ACTIVITY – Please return every line in the following data that includes the string "stage".

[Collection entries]
######

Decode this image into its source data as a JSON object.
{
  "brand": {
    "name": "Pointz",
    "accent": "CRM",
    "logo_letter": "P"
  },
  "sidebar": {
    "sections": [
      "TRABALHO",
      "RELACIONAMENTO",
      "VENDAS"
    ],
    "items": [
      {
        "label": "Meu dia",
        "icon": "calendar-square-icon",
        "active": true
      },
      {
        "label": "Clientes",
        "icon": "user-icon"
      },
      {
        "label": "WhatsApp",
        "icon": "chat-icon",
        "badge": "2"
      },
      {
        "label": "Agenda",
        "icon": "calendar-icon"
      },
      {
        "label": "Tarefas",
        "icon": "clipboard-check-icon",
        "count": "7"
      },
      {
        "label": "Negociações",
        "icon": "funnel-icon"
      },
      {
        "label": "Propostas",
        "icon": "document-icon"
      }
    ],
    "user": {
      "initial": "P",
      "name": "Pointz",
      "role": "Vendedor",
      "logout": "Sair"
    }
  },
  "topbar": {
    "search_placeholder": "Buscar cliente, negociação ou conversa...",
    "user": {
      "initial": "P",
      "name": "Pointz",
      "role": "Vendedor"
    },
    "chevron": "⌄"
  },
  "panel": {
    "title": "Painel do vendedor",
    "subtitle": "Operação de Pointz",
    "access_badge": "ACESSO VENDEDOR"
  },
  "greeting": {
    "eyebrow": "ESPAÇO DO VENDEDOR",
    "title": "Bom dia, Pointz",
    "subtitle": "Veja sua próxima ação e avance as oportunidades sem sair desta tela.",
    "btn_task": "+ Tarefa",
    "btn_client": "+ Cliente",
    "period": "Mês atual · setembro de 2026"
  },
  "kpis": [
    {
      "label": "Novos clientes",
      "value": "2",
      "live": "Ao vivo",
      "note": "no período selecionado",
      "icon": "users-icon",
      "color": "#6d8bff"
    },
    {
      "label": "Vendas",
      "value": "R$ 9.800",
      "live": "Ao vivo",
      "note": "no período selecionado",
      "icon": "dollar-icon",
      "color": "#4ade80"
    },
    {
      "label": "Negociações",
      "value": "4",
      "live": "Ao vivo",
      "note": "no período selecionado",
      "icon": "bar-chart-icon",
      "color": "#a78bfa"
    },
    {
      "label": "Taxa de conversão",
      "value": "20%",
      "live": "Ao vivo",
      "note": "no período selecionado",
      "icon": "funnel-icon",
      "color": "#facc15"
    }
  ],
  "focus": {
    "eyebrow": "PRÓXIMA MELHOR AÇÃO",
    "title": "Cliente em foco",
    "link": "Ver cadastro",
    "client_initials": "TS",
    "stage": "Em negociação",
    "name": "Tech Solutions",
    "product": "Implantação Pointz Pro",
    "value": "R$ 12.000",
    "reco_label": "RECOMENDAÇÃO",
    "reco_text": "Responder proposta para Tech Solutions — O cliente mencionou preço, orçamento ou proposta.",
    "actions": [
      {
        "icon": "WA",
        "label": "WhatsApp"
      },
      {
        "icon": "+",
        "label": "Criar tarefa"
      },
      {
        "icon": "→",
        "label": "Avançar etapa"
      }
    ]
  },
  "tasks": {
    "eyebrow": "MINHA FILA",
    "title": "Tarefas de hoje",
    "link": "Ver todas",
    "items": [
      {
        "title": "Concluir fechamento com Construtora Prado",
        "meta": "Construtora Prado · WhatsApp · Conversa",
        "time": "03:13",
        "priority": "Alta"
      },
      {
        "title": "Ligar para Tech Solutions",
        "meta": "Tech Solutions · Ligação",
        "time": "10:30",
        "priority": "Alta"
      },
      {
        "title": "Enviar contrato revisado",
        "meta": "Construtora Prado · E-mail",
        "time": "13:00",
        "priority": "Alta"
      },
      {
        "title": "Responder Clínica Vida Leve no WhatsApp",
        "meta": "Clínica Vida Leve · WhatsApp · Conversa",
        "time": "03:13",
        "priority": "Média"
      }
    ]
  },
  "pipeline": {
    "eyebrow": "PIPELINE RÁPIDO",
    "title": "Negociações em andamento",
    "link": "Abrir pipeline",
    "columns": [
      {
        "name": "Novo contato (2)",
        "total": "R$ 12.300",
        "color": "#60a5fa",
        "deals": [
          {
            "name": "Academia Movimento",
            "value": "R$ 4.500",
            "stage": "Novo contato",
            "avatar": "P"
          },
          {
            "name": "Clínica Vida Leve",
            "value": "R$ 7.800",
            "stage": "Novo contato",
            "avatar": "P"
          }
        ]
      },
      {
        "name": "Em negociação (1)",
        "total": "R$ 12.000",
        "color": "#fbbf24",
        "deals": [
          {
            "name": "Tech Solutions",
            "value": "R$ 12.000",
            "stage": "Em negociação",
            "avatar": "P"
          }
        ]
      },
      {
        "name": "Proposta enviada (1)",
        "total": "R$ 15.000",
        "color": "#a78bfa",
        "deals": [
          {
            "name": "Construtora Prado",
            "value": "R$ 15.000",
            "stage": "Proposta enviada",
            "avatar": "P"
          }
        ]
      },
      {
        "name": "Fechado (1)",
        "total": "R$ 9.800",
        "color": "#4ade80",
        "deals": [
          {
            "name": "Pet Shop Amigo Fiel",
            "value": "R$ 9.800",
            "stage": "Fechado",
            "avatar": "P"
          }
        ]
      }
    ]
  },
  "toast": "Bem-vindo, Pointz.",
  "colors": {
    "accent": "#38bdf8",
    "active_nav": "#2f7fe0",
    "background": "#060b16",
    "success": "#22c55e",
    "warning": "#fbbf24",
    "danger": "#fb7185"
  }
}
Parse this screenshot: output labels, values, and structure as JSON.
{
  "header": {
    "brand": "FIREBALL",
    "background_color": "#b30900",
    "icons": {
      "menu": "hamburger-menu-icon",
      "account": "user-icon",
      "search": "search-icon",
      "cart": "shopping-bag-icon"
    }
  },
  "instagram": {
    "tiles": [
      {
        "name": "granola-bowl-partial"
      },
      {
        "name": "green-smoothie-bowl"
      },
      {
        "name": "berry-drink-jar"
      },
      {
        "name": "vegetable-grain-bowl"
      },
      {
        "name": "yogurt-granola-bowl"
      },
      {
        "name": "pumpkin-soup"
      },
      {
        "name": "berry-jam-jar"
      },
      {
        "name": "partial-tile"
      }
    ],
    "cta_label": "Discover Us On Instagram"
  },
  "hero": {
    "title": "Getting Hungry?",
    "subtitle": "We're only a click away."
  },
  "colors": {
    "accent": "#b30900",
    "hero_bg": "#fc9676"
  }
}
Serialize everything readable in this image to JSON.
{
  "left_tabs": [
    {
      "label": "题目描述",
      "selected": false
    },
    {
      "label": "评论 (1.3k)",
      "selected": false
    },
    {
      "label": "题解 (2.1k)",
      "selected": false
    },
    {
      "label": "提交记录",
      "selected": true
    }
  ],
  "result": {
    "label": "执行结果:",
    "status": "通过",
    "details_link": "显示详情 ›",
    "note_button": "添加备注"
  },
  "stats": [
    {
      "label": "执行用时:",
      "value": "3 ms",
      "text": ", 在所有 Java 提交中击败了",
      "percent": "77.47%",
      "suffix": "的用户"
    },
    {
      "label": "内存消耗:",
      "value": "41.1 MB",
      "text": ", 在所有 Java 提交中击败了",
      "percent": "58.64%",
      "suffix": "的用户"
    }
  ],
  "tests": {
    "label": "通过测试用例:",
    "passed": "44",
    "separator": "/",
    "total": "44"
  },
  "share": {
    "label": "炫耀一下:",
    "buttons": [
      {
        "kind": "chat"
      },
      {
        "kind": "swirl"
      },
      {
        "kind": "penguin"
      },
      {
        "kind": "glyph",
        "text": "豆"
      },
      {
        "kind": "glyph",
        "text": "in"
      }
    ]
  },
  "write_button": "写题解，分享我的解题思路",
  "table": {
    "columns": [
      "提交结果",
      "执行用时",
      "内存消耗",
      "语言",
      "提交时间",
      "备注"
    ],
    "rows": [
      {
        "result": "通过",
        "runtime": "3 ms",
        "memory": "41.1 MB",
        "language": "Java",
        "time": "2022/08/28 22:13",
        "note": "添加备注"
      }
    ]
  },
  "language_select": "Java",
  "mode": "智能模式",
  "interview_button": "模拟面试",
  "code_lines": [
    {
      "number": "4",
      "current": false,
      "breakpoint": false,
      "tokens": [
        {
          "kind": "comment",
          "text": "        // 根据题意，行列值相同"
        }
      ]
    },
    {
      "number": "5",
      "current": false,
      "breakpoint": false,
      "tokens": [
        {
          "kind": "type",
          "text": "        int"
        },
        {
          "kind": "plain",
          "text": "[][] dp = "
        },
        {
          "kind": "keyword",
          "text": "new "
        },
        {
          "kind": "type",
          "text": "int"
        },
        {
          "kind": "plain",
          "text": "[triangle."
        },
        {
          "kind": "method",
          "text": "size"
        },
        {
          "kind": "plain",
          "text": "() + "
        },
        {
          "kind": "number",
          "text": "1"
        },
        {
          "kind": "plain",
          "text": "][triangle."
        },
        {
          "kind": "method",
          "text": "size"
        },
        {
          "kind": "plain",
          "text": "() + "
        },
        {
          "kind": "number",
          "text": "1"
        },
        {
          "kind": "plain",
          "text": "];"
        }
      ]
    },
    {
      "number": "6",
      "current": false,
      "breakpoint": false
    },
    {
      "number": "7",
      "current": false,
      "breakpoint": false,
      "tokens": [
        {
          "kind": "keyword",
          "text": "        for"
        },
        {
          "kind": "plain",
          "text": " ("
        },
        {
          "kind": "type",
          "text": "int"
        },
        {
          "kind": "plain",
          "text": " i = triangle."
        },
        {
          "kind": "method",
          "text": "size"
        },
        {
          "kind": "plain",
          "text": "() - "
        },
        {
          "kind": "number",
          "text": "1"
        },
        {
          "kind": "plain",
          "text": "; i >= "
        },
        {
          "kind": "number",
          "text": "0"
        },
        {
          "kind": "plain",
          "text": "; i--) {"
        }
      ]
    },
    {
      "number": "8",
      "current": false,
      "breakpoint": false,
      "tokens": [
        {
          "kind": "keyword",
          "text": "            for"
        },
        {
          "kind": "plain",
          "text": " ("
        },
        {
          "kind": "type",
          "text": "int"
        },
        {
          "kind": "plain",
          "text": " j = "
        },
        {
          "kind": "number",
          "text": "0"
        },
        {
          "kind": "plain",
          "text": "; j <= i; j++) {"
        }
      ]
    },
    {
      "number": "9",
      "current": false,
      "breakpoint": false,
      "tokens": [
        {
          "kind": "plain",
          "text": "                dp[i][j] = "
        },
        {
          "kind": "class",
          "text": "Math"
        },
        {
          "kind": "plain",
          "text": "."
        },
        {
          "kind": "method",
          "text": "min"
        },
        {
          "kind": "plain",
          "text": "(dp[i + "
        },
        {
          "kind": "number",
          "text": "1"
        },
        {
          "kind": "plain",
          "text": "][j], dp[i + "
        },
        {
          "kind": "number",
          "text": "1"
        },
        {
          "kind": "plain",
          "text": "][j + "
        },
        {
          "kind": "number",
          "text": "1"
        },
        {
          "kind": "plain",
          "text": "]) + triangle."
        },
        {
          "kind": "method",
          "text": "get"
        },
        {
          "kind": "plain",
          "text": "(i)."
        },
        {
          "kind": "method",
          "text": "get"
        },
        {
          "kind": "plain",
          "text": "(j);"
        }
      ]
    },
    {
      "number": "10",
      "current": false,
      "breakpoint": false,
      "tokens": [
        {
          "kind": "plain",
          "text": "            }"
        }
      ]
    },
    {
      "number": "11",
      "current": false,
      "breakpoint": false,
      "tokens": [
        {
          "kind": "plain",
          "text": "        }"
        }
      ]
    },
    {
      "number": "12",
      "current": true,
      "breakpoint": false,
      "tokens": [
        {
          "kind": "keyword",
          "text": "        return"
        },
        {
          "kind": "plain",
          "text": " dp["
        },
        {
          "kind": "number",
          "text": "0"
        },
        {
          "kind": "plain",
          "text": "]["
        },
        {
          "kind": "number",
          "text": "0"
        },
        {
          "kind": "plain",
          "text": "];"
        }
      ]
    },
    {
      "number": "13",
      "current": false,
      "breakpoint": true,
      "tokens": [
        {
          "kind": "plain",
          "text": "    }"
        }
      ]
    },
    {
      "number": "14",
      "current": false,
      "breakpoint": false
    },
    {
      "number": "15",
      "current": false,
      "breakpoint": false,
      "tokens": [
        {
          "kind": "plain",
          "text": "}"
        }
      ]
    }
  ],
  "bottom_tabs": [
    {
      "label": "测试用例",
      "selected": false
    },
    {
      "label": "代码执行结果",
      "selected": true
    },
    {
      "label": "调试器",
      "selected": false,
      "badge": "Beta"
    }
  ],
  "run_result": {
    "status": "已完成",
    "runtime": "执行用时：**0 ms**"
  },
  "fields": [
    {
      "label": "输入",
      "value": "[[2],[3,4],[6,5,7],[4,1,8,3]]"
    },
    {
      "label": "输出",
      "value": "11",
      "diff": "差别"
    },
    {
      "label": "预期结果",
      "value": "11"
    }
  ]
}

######

COMPLETED EXERCISE –
    "stage": "Em negociação",
            "stage": "Novo contato",
            "stage": "Novo contato",
            "stage": "Em negociação",
            "stage": "Proposta enviada",
            "stage": "Fechado",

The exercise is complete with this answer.